**TASK PROMPT**
Set every record down again, identical to the original.

(Beginning of ENTRIES PROVIDED)

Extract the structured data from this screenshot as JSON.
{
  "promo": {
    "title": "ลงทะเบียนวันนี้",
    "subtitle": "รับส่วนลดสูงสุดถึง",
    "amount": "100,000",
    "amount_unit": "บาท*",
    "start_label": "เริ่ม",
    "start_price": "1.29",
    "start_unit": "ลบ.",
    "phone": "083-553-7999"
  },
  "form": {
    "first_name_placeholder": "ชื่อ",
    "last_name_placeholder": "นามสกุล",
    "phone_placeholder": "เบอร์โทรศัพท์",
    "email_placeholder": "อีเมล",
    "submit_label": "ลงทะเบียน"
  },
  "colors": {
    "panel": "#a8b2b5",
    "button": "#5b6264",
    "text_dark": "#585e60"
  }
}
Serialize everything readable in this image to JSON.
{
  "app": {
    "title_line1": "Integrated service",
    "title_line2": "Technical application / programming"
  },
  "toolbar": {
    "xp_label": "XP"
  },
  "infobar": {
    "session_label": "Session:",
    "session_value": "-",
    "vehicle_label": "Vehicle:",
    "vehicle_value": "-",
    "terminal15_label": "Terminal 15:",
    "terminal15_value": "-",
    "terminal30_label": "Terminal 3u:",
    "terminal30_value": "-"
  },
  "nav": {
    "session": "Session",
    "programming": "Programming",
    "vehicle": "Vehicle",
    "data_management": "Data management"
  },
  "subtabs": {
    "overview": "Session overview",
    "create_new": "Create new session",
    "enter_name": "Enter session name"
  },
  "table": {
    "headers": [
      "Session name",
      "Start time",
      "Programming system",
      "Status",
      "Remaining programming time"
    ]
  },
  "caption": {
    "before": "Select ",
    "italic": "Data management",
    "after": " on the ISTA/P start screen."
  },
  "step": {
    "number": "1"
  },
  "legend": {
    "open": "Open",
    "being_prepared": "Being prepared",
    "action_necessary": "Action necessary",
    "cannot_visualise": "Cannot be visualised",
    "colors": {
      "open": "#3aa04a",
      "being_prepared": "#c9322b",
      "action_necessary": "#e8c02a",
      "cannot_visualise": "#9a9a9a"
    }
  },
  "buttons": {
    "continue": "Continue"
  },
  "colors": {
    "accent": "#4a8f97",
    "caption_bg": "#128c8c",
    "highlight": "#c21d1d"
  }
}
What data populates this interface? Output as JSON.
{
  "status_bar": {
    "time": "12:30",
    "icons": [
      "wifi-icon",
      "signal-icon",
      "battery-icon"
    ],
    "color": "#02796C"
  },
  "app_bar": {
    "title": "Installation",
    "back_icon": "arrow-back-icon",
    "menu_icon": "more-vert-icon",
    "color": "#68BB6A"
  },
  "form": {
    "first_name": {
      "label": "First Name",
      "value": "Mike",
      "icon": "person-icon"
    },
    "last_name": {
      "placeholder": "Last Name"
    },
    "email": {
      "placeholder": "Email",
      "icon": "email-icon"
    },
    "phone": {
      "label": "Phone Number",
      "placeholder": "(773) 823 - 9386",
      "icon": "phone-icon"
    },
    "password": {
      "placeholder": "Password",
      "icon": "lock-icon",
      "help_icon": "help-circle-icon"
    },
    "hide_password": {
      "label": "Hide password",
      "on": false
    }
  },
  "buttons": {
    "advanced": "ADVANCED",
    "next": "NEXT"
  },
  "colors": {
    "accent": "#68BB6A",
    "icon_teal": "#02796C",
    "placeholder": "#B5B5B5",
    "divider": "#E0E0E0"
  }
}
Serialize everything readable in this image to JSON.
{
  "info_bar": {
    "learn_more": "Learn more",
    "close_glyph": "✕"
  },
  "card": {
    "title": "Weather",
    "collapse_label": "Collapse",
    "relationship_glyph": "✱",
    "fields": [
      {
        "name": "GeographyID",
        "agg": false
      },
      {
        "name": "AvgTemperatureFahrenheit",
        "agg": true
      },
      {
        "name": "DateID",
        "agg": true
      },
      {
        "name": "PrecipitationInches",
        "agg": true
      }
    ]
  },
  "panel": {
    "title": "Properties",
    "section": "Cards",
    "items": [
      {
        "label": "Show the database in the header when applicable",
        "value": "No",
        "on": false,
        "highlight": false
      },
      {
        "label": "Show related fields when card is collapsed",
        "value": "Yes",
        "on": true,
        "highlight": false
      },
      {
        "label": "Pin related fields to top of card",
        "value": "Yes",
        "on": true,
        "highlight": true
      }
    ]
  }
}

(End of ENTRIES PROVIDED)

**YOUR SOLUTION**
Extract the structured data from this screenshot as JSON.
{
  "promo": {
    "title": "ลงทะเบียนวันนี้",
    "subtitle": "รับส่วนลดสูงสุดถึง",
    "amount": "100,000",
    "amount_unit": "บาท*",
    "start_label": "เริ่ม",
    "start_price": "1.29",
    "start_unit": "ลบ.",
    "phone": "083-553-7999"
  },
  "form": {
    "first_name_placeholder": "ชื่อ",
    "last_name_placeholder": "นามสกุล",
    "phone_placeholder": "เบอร์โทรศัพท์",
    "email_placeholder": "อีเมล",
    "submit_label": "ลงทะเบียน"
  },
  "colors": {
    "panel": "#a8b2b5",
    "button": "#5b6264",
    "text_dark": "#585e60"
  }
}
Serialize everything readable in this image to JSON.
{
  "app": {
    "title_line1": "Integrated service",
    "title_line2": "Technical application / programming"
  },
  "toolbar": {
    "xp_label": "XP"
  },
  "infobar": {
    "session_label": "Session:",
    "session_value": "-",
    "vehicle_label": "Vehicle:",
    "vehicle_value": "-",
    "terminal15_label": "Terminal 15:",
    "terminal15_value": "-",
    "terminal30_label": "Terminal 3u:",
    "terminal30_value": "-"
  },
  "nav": {
    "session": "Session",
    "programming": "Programming",
    "vehicle": "Vehicle",
    "data_management": "Data management"
  },
  "subtabs": {
    "overview": "Session overview",
    "create_new": "Create new session",
    "enter_name": "Enter session name"
  },
  "table": {
    "headers": [
      "Session name",
      "Start time",
      "Programming system",
      "Status",
      "Remaining programming time"
    ]
  },
  "caption": {
    "before": "Select ",
    "italic": "Data management",
    "after": " on the ISTA/P start screen."
  },
  "step": {
    "number": "1"
  },
  "legend": {
    "open": "Open",
    "being_prepared": "Being prepared",
    "action_necessary": "Action necessary",
    "cannot_visualise": "Cannot be visualised",
    "colors": {
      "open": "#3aa04a",
      "being_prepared": "#c9322b",
      "action_necessary": "#e8c02a",
      "cannot_visualise": "#9a9a9a"
    }
  },
  "buttons": {
    "continue": "Continue"
  },
  "colors": {
    "accent": "#4a8f97",
    "caption_bg": "#128c8c",
    "highlight": "#c21d1d"
  }
}
What data populates this interface? Output as JSON.
{
  "status_bar": {
    "time": "12:30",
    "icons": [
      "wifi-icon",
      "signal-icon",
      "battery-icon"
    ],
    "color": "#02796C"
  },
  "app_bar": {
    "title": "Installation",
    "back_icon": "arrow-back-icon",
    "menu_icon": "more-vert-icon",
    "color": "#68BB6A"
  },
  "form": {
    "first_name": {
      "label": "First Name",
      "value": "Mike",
      "icon": "person-icon"
    },
    "last_name": {
      "placeholder": "Last Name"
    },
    "email": {
      "placeholder": "Email",
      "icon": "email-icon"
    },
    "phone": {
      "label": "Phone Number",
      "placeholder": "(773) 823 - 9386",
      "icon": "phone-icon"
    },
    "password": {
      "placeholder": "Password",
      "icon": "lock-icon",
      "help_icon": "help-circle-icon"
    },
    "hide_password": {
      "label": "Hide password",
      "on": false
    }
  },
  "buttons": {
    "advanced": "ADVANCED",
    "next": "NEXT"
  },
  "colors": {
    "accent": "#68BB6A",
    "icon_teal": "#02796C",
    "placeholder": "#B5B5B5",
    "divider": "#E0E0E0"
  }
}
Serialize everything readable in this image to JSON.
{
  "info_bar": {
    "learn_more": "Learn more",
    "close_glyph": "✕"
  },
  "card": {
    "title": "Weather",
    "collapse_label": "Collapse",
    "relationship_glyph": "✱",
    "fields": [
      {
        "name": "GeographyID",
        "agg": false
      },
      {
        "name": "AvgTemperatureFahrenheit",
        "agg": true
      },
      {
        "name": "DateID",
        "agg": true
      },
      {
        "name": "PrecipitationInches",
        "agg": true
      }
    ]
  },
  "panel": {
    "title": "Properties",
    "section": "Cards",
    "items": [
      {
        "label": "Show the database in the header when applicable",
        "value": "No",
        "on": false,
        "highlight": false
      },
      {
        "label": "Show related fields when card is collapsed",
        "value": "Yes",
        "on": true,
        "highlight": false
      },
      {
        "label": "Pin related fields to top of card",
        "value": "Yes",
        "on": true,
        "highlight": true
      }
    ]
  }
}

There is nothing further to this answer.